Kumar: In terms of moonshots, increased public transit options would help. I would increase that. Part of the reason that precludes me from taking the bus home is that there’s a cutoff time. I miss that express bus. I have to figure out another option to get home and pay $24 for an Uber. And I’d love to have Uber pool here, by the way, too. I don’t know about the ROIs on all those. Pittsburgh has a lot for the size of city; it is the population.
Bonk: OK. Those are those are two really profound ideas. One is more capital in the ecosystem, and the other is getting people to where they need to be and able to have both an urban and suburban existence with public transit.

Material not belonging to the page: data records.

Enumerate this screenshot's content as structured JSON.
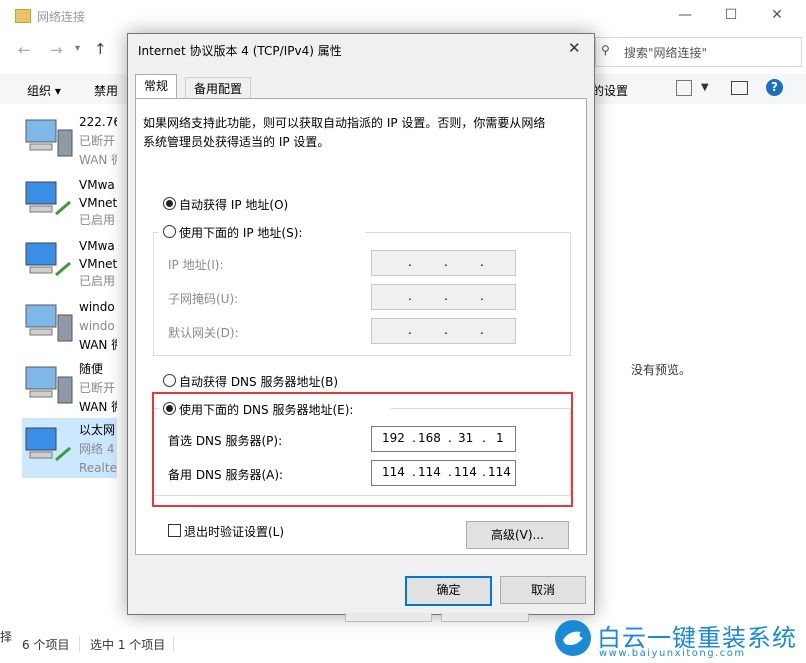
{
  "explorer": {
    "title": "网络连接",
    "search_placeholder": "搜索\"网络连接\"",
    "organize": "组织 ▾",
    "disable": "禁用",
    "change_settings": "的设置",
    "no_preview": "没有预览。",
    "items": [
      {
        "l1": "222.76",
        "l2": "已断开",
        "l3": "WAN 微"
      },
      {
        "l1": "VMwa",
        "l2": "VMnet",
        "l3": "已启用"
      },
      {
        "l1": "VMwa",
        "l2": "VMnet",
        "l3": "已启用"
      },
      {
        "l1": "windo",
        "l2": "windo",
        "l3": "WAN 微"
      },
      {
        "l1": "随便",
        "l2": "已断开",
        "l3": "WAN 微"
      },
      {
        "l1": "以太网",
        "l2": "网络 4",
        "l3": "Realte"
      }
    ],
    "status_count": "6 个项目",
    "status_selected": "选中 1 个项目",
    "left_edge_char": "择"
  },
  "dialog": {
    "title": "Internet 协议版本 4 (TCP/IPv4) 属性",
    "close": "✕",
    "tab_general": "常规",
    "tab_alternate": "备用配置",
    "description": "如果网络支持此功能，则可以获取自动指派的 IP 设置。否则，你需要从网络系统管理员处获得适当的 IP 设置。",
    "auto_ip": "自动获得 IP 地址(O)",
    "manual_ip": "使用下面的 IP 地址(S):",
    "ip_label": "IP 地址(I):",
    "mask_label": "子网掩码(U):",
    "gateway_label": "默认网关(D):",
    "auto_dns": "自动获得 DNS 服务器地址(B)",
    "manual_dns": "使用下面的 DNS 服务器地址(E):",
    "preferred_dns_label": "首选 DNS 服务器(P):",
    "alternate_dns_label": "备用 DNS 服务器(A):",
    "preferred_dns": {
      "o1": "192",
      "o2": "168",
      "o3": "31",
      "o4": "1"
    },
    "alternate_dns": {
      "o1": "114",
      "o2": "114",
      "o3": "114",
      "o4": "114"
    },
    "validate_on_exit": "退出时验证设置(L)",
    "advanced": "高级(V)...",
    "ok": "确定",
    "cancel": "取消",
    "selected_ip_mode": "auto",
    "selected_dns_mode": "manual",
    "validate_checked": false
  },
  "watermark": {
    "brand": "白云一键重装系统",
    "url": "www.baiyunxitong.com"
  },
  "colors": {
    "accent": "#0078d7",
    "highlight_border": "#e53935",
    "watermark_blue": "#1a8ad6"
  }
}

Lastly, I want to wrap up here with just anything in the next 10 to 20 years thinking of three practical ideas outside of the ones we’ve talked touched on or talked about, that you think would make for a better Pittsburgh, and a better future for Pittsburgh.
Kumar: It’s a good city. I mean, cost of living is great. There’s a lot to do. I know there’s been some talk about the air here, although I always check this on my watch. It seems OK.
A better Pittsburgh? I think getting more young people excited to come here constantly. Just energy, excitement, confidence. Just to get on in the same discussion as cities like, I want to go to Austin. I want to go to Denver. I want to go to Portland.
Bonk: We know Seattle in the ’90s became that kind of hot city that everybody wants to come to. And Amazon came later. Boeing was always there. And then you added Microsoft and Amazon it went through the roof. People made the Pacific Northwest and Seattle a place to be. It became a cultural hub as well.
Seattle became that hub. So, yes, I think Pittsburgh, with people like you, Vivek and others, maybe it’s our time before we know it. The 2020s could be our decade. I guess that time will tell. But with people like you and the people that I’ve been talking to for this Pittsburgh Tomorrow series, I think we are here at the forefront of the revolution that’s coming to Pittsburgh in terms of the rest of the world knocking at our door.
Kumar: I think we care a lot about inclusion for everybody in Pittsburgh, which I don’t see in every other city. I see a lot more inequality. And to be a 100 percent sustainable city, with this whole focus on climate change.
Bonk: We could have the greenest city in the world. Well, Vivek, I really appreciate your spending time with me today. You’ve shared a lot of creative, powerful ideas. I love your enthusiasm, your energy, your confidence and your belief in Pittsburgh. It’s really a pleasure to host you today.